As a first step, MLS has publicly stated its desire to become a top global league within 10 years, citing such metrics as quality of play, passion of fans and success of its business. A variation on that objective — and one that’s more definitive, measurable and fan-focused — would be to become the de facto best league in the Western Hemisphere. (That title currently belongs to either Mexico or Brazil.)

To become the undisputed king of the region, MLS must be creative and consider bold changes to various aspects of its current DNA, including:

A clearer focus on developing American and Canadian players (creation of a true MiLB or AHL equivalent?)

Embracing a near-term policy of signing only young players with future resale value (MLS as the recognized regional gateway to Europe?)

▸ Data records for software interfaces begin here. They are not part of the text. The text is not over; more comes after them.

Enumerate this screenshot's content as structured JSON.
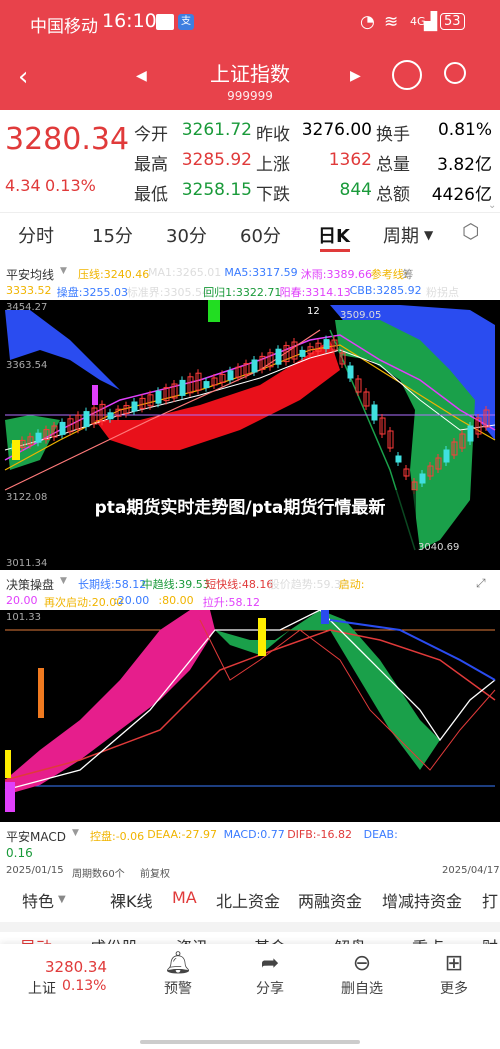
{
  "status": {
    "carrier": "中国移动",
    "time": "16:10",
    "signal": "4G",
    "battery": "53"
  },
  "header": {
    "title": "上证指数",
    "code": "999999"
  },
  "quote": {
    "price": "3280.34",
    "change": "4.34",
    "change_pct": "0.13%",
    "fields": [
      {
        "label": "今开",
        "value": "3261.72",
        "color": "green"
      },
      {
        "label": "昨收",
        "value": "3276.00",
        "color": "black"
      },
      {
        "label": "换手",
        "value": "0.81%",
        "color": "black"
      },
      {
        "label": "最高",
        "value": "3285.92",
        "color": "red"
      },
      {
        "label": "上涨",
        "value": "1362",
        "color": "red"
      },
      {
        "label": "总量",
        "value": "3.82亿",
        "color": "black"
      },
      {
        "label": "最低",
        "value": "3258.15",
        "color": "green"
      },
      {
        "label": "下跌",
        "value": "844",
        "color": "green"
      },
      {
        "label": "总额",
        "value": "4426亿",
        "color": "black"
      }
    ]
  },
  "periods": {
    "tabs": [
      "分时",
      "15分",
      "30分",
      "60分",
      "日K",
      "周期"
    ],
    "active": "日K"
  },
  "main_chart": {
    "indicator": "平安均线",
    "legend_row1": [
      {
        "text": "压线:3240.46",
        "color": "#f0b400"
      },
      {
        "text": "MA1:3265.01",
        "color": "#dddddd"
      },
      {
        "text": "MA5:3317.59",
        "color": "#3a7bff"
      },
      {
        "text": "沐雨:3389.66",
        "color": "#e040fb"
      },
      {
        "text": "参考线:",
        "color": "#f0b400"
      },
      {
        "text": "筹",
        "color": "#888888"
      }
    ],
    "legend_row2": [
      {
        "text": "3333.52",
        "color": "#f0b400"
      },
      {
        "text": "操盘:3255.03",
        "color": "#3a7bff"
      },
      {
        "text": "标准界:3305.54",
        "color": "#dddddd"
      },
      {
        "text": "回归1:3322.71",
        "color": "#1a9a3a"
      },
      {
        "text": "阳春:3314.13",
        "color": "#e040fb"
      },
      {
        "text": "CBB:3285.92",
        "color": "#3a7bff"
      },
      {
        "text": "粉拐点",
        "color": "#dddddd"
      }
    ],
    "axis": {
      "top": "3454.27",
      "mid_hi": "3363.54",
      "low": "3122.08",
      "bottom": "3011.34"
    },
    "annotations": {
      "hi": "3509.05",
      "hi_prefix": "12",
      "lo": "3040.69"
    },
    "overlay": "pta期货实时走势图/pta期货行情最新"
  },
  "sub_chart": {
    "indicator": "决策操盘",
    "legend_row1": [
      {
        "text": "长期线:58.12",
        "color": "#3a7bff"
      },
      {
        "text": "中趋线:39.53",
        "color": "#1a9a3a"
      },
      {
        "text": "短快线:48.16",
        "color": "#e03a3a"
      },
      {
        "text": "股价趋势:59.37",
        "color": "#dddddd"
      },
      {
        "text": "启动:",
        "color": "#f0b400"
      }
    ],
    "legend_row2": [
      {
        "text": "20.00",
        "color": "#e040fb"
      },
      {
        "text": "再次启动:20.00",
        "color": "#f0b400"
      },
      {
        "text": ":20.00",
        "color": "#3a7bff"
      },
      {
        "text": ":80.00",
        "color": "#f0b400"
      },
      {
        "text": "拉升:58.12",
        "color": "#e040fb"
      }
    ],
    "axis": {
      "top": "101.33"
    }
  },
  "macd": {
    "indicator": "平安MACD",
    "legend": [
      {
        "text": "控盘:-0.06",
        "color": "#f0b400"
      },
      {
        "text": "DEAA:-27.97",
        "color": "#f0b400"
      },
      {
        "text": "MACD:0.77",
        "color": "#3a7bff"
      },
      {
        "text": "DIFB:-16.82",
        "color": "#e03a3a"
      },
      {
        "text": "DEAB:",
        "color": "#3a7bff"
      }
    ],
    "legend2": "0.16"
  },
  "date_bar": {
    "start": "2025/01/15",
    "period_count": "周期数60个",
    "adjust": "前复权",
    "end": "2025/04/17"
  },
  "feature_tabs": {
    "items": [
      "特色",
      "裸K线",
      "MA",
      "北上资金",
      "两融资金",
      "增减持资金",
      "打"
    ],
    "active": "MA"
  },
  "partial_tabs": [
    "异动",
    "成份股",
    "资讯",
    "基金",
    "解盘",
    "重点",
    "财"
  ],
  "bottom_nav": {
    "price": "3280.34",
    "label": "上证",
    "pct": "0.13%",
    "items": [
      "预警",
      "分享",
      "删自选",
      "更多"
    ]
  }
}
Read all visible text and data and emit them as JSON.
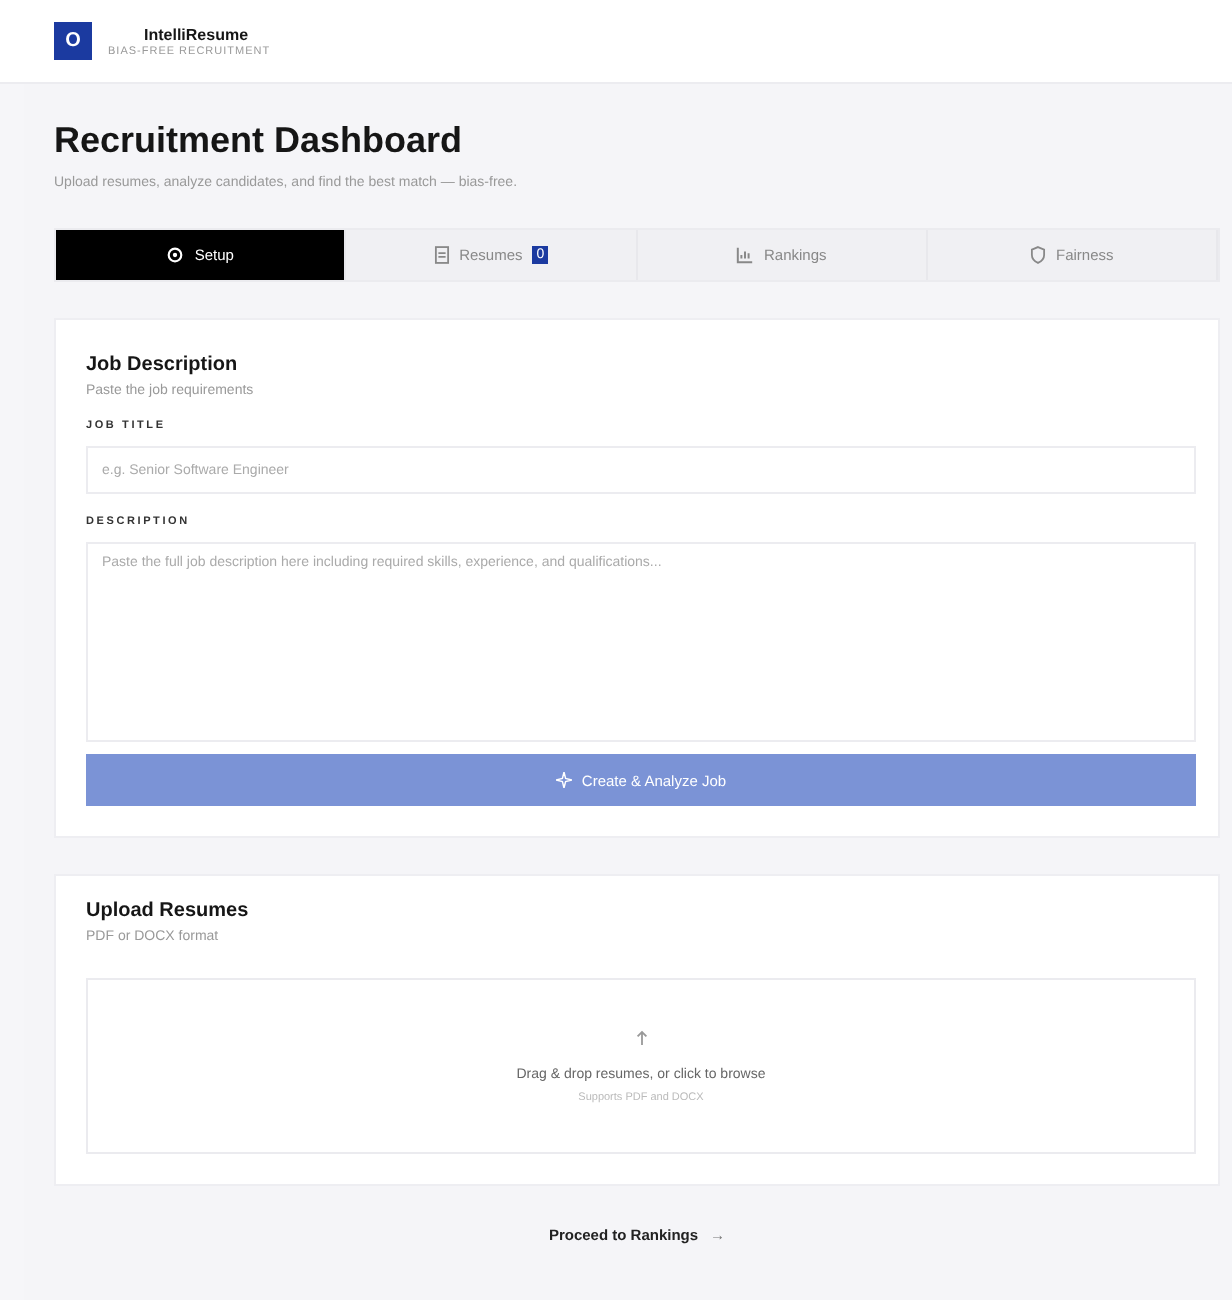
{
  "brand": {
    "logo": "O",
    "name": "IntelliResume",
    "tagline": "BIAS-FREE RECRUITMENT"
  },
  "page": {
    "title": "Recruitment Dashboard",
    "subtitle": "Upload resumes, analyze candidates, and find the best match — bias-free."
  },
  "tabs": [
    {
      "label": "Setup",
      "kind": "setup",
      "selected": true
    },
    {
      "label": "Resumes",
      "kind": "resumes",
      "selected": false,
      "badge": "0"
    },
    {
      "label": "Rankings",
      "kind": "rankings",
      "selected": false
    },
    {
      "label": "Fairness",
      "kind": "fairness",
      "selected": false
    }
  ],
  "job_card": {
    "title": "Job Description",
    "subtitle": "Paste the job requirements",
    "fields": [
      {
        "kind": "input",
        "label": "JOB TITLE",
        "placeholder": "e.g. Senior Software Engineer"
      },
      {
        "kind": "textarea",
        "label": "DESCRIPTION",
        "placeholder": "Paste the full job description here including required skills, experience, and qualifications..."
      }
    ],
    "button": {
      "label": "Create & Analyze Job",
      "disabled": true
    }
  },
  "upload_card": {
    "title": "Upload Resumes",
    "subtitle": "PDF or DOCX format",
    "dropzone": {
      "text": "Drag & drop resumes, or click to browse",
      "hint": "Supports PDF and DOCX"
    }
  },
  "proceed": {
    "label": "Proceed to Rankings",
    "arrow": "→"
  }
}
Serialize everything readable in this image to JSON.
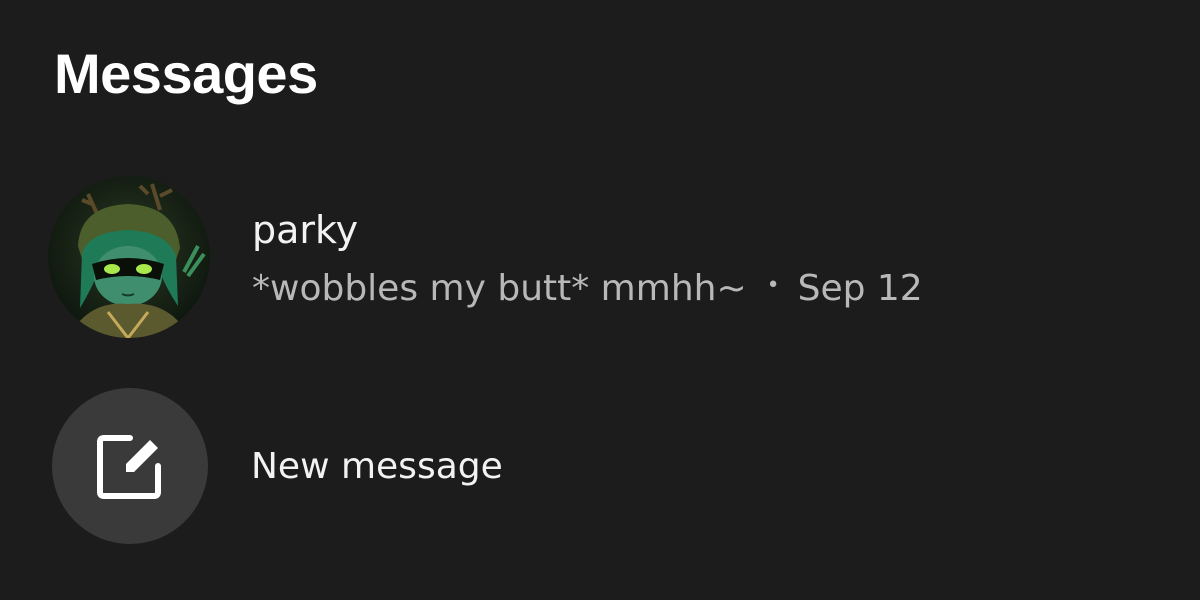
{
  "header": {
    "title": "Messages"
  },
  "conversations": [
    {
      "name": "parky",
      "preview": "*wobbles my butt* mmhh~",
      "separator": "•",
      "date": "Sep 12",
      "avatar_icon": "character-avatar"
    }
  ],
  "new_message": {
    "label": "New message",
    "icon": "compose-icon"
  },
  "colors": {
    "background": "#1c1c1c",
    "primary_text": "#f2f2f2",
    "secondary_text": "#b8b8b8",
    "compose_circle": "#3a3a3a"
  }
}
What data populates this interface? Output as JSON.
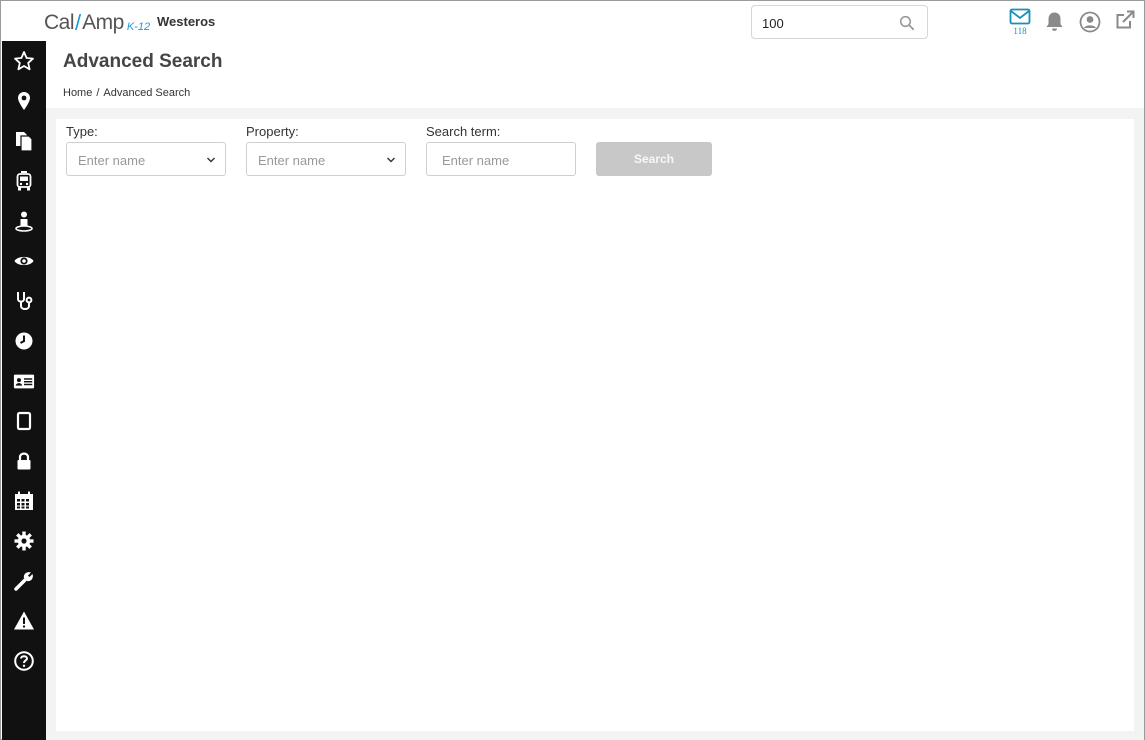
{
  "brand": {
    "logo_left": "Cal",
    "logo_right": "Amp",
    "logo_sub": "K-12",
    "org_name": "Westeros"
  },
  "header": {
    "search_value": "100",
    "mail_count": "118",
    "icons": [
      "search-icon",
      "mail-icon",
      "bell-icon",
      "user-circle-icon",
      "external-link-icon"
    ]
  },
  "sidebar": {
    "items": [
      {
        "icon": "star-icon"
      },
      {
        "icon": "map-pin-icon"
      },
      {
        "icon": "documents-icon"
      },
      {
        "icon": "bus-icon"
      },
      {
        "icon": "driver-icon"
      },
      {
        "icon": "eye-icon"
      },
      {
        "icon": "stethoscope-icon"
      },
      {
        "icon": "clock-icon"
      },
      {
        "icon": "id-card-icon"
      },
      {
        "icon": "tablet-icon"
      },
      {
        "icon": "lock-icon"
      },
      {
        "icon": "calendar-icon"
      },
      {
        "icon": "gear-icon"
      },
      {
        "icon": "wrench-icon"
      },
      {
        "icon": "warning-icon"
      },
      {
        "icon": "help-icon"
      }
    ]
  },
  "page": {
    "title": "Advanced Search",
    "breadcrumb": {
      "home": "Home",
      "separator": "/",
      "current": "Advanced Search"
    }
  },
  "form": {
    "type_label": "Type:",
    "type_placeholder": "Enter name",
    "property_label": "Property:",
    "property_placeholder": "Enter name",
    "term_label": "Search term:",
    "term_placeholder": "Enter name",
    "search_button": "Search"
  },
  "colors": {
    "sidebar_bg": "#111111",
    "accent": "#1a9ad6",
    "button_disabled": "#c8c8c8"
  }
}
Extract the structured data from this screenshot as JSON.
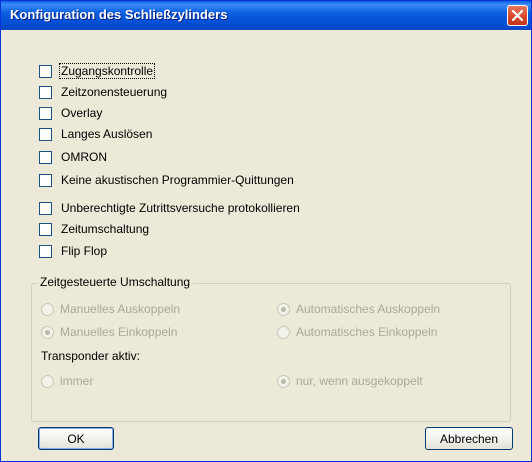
{
  "window": {
    "title": "Konfiguration des Schließzylinders"
  },
  "checkboxes": [
    {
      "label": "Zugangskontrolle",
      "checked": false
    },
    {
      "label": "Zeitzonensteuerung",
      "checked": false
    },
    {
      "label": "Overlay",
      "checked": false
    },
    {
      "label": "Langes Auslösen",
      "checked": false
    },
    {
      "label": "OMRON",
      "checked": false
    },
    {
      "label": "Keine akustischen Programmier-Quittungen",
      "checked": false
    },
    {
      "label": "Unberechtigte Zutrittsversuche protokollieren",
      "checked": false
    },
    {
      "label": "Zeitumschaltung",
      "checked": false
    },
    {
      "label": "Flip Flop",
      "checked": false
    }
  ],
  "group": {
    "title": "Zeitgesteuerte Umschaltung",
    "radios": [
      {
        "label": "Manuelles Auskoppeln",
        "checked": false
      },
      {
        "label": "Automatisches Auskoppeln",
        "checked": true
      },
      {
        "label": "Manuelles Einkoppeln",
        "checked": true
      },
      {
        "label": "Automatisches Einkoppeln",
        "checked": false
      }
    ],
    "transponder_label": "Transponder aktiv:",
    "transponder_radios": [
      {
        "label": "immer",
        "checked": false
      },
      {
        "label": "nur, wenn ausgekoppelt",
        "checked": true
      }
    ]
  },
  "buttons": {
    "ok": "OK",
    "cancel": "Abbrechen"
  }
}
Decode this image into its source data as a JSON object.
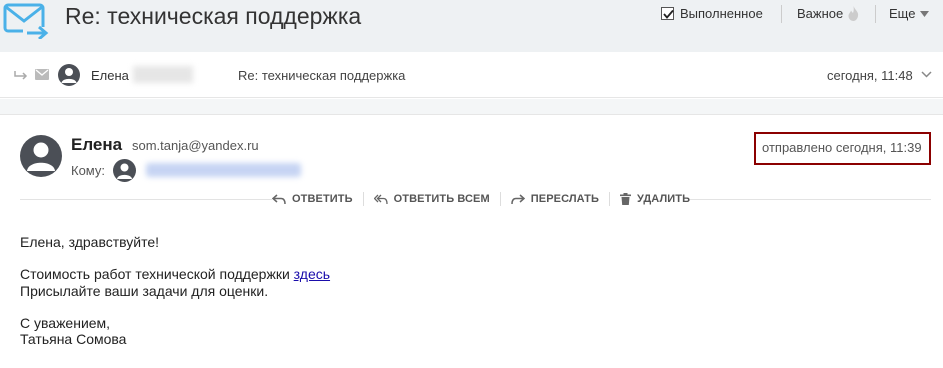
{
  "header": {
    "subject": "Re: техническая поддержка",
    "done_label": "Выполненное",
    "important_label": "Важное",
    "more_label": "Еще"
  },
  "thread": {
    "sender": "Елена",
    "subject": "Re: техническая поддержка",
    "time": "сегодня, 11:48"
  },
  "message": {
    "from_name": "Елена",
    "from_email": "som.tanja@yandex.ru",
    "to_label": "Кому:",
    "sent": "отправлено сегодня, 11:39",
    "actions": {
      "reply": "ОТВЕТИТЬ",
      "reply_all": "ОТВЕТИТЬ ВСЕМ",
      "forward": "ПЕРЕСЛАТЬ",
      "delete": "УДАЛИТЬ"
    },
    "body": {
      "greeting": "Елена, здравствуйте!",
      "line1_prefix": "Стоимость работ технической поддержки ",
      "line1_link": "здесь",
      "line2": "Присылайте ваши задачи для оценки.",
      "sign1": "С уважением,",
      "sign2": "Татьяна Сомова"
    }
  },
  "colors": {
    "logo_blue": "#4ab1e8",
    "avatar": "#4b4f56",
    "highlight_border": "#8b0000",
    "link": "#1a0dab"
  }
}
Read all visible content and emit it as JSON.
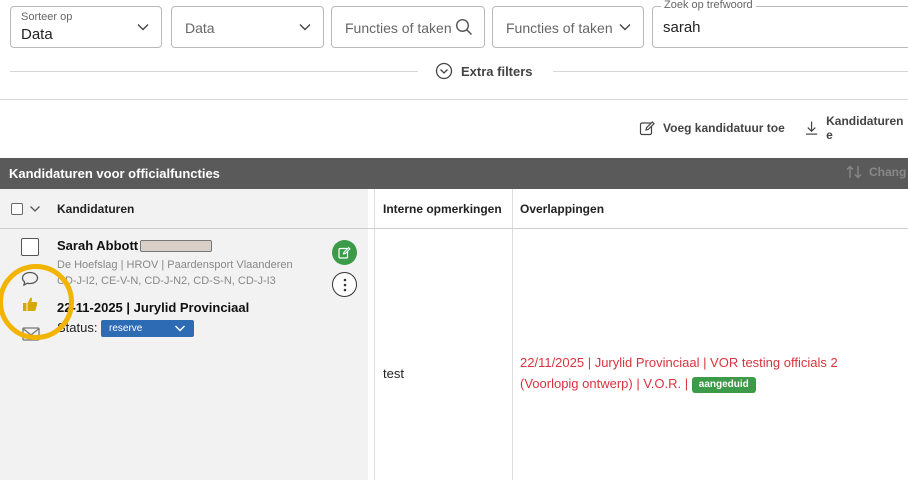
{
  "filters": {
    "sort": {
      "label": "Sorteer op",
      "value": "Data"
    },
    "data_select": {
      "value": "Data"
    },
    "functies_search": {
      "placeholder": "Functies of taken"
    },
    "functies_select": {
      "value": "Functies of taken"
    },
    "zoek": {
      "label": "Zoek op trefwoord",
      "value": "sarah"
    },
    "extra_filters": "Extra filters"
  },
  "actions": {
    "add_candidacy": "Voeg kandidatuur toe",
    "export": "Kandidaturen e"
  },
  "section": {
    "title": "Kandidaturen voor officialfuncties",
    "change": "Chang"
  },
  "table": {
    "headers": {
      "candidacies": "Kandidaturen",
      "internal_remarks": "Interne opmerkingen",
      "overlaps": "Overlappingen"
    },
    "rows": [
      {
        "name": "Sarah Abbott",
        "meta_line1": "De Hoefslag | HROV | Paardensport Vlaanderen",
        "meta_line2": "CD-J-I2, CE-V-N, CD-J-N2, CD-S-N, CD-J-I3",
        "function": "22-11-2025 | Jurylid Provinciaal",
        "status_label": "Status:",
        "status_value": "reserve",
        "remark": "test",
        "overlap_text": "22/11/2025 | Jurylid Provinciaal | VOR testing officials 2 (Voorlopig ontwerp) | V.O.R. |",
        "overlap_badge": "aangeduid"
      }
    ]
  },
  "colors": {
    "band": "#5a5a5a",
    "status_blue": "#2d6bb5",
    "green": "#3c9b48",
    "overlap_red": "#d8343e",
    "highlight": "#f2b400"
  },
  "icons": [
    "chevron-down-icon",
    "search-icon",
    "circle-chevron-down-icon",
    "edit-icon",
    "download-icon",
    "change-icon",
    "comment-icon",
    "thumbs-up-icon",
    "mail-icon",
    "more-vertical-icon"
  ]
}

A more-formal relationship with the Mexican Primera Division (interleague play to capture the U.S.-Mexico rivalry?)

Participation and leadership in Copa Libertadores (adding lucrative U.S. market to provide a legitimate rival to UEFA Champions League?)

Re-evaluating its schedule (a more meaningful and globally conforming regular season?) and business structure (continued advantage of single entity?).

While there’s no shortage of practical, political and financial issues to work through, it’s imperative that MLS tailor and announce an effective EPL response, one that incorporates its strengths while acknowledging where MLS can and should fit within the broader soccer landscape. With its ESPN, NBC and Univision deals expiring next year, a compelling strategic plan is particularly important.

MLS is a strong league with good players; its annual highlight reel rivals any league in the world. From a business standpoint, it will have doubled its number of teams, built impressive stadiums, inspired local fans and otherwise created a solid league in less than 20 years. But MLS must make some significant changes to capture broader interest from an increasingly sophisticated U.S. soccer fan. Otherwise, it risks being increasingly marginalized by the EPL in the important race for national relevancy.

Jeff L’Hote ( founded LFC International in 2006. The New York City-based consultancy focuses exclusively on the business of global soccer with an emphasis on the U.S. market.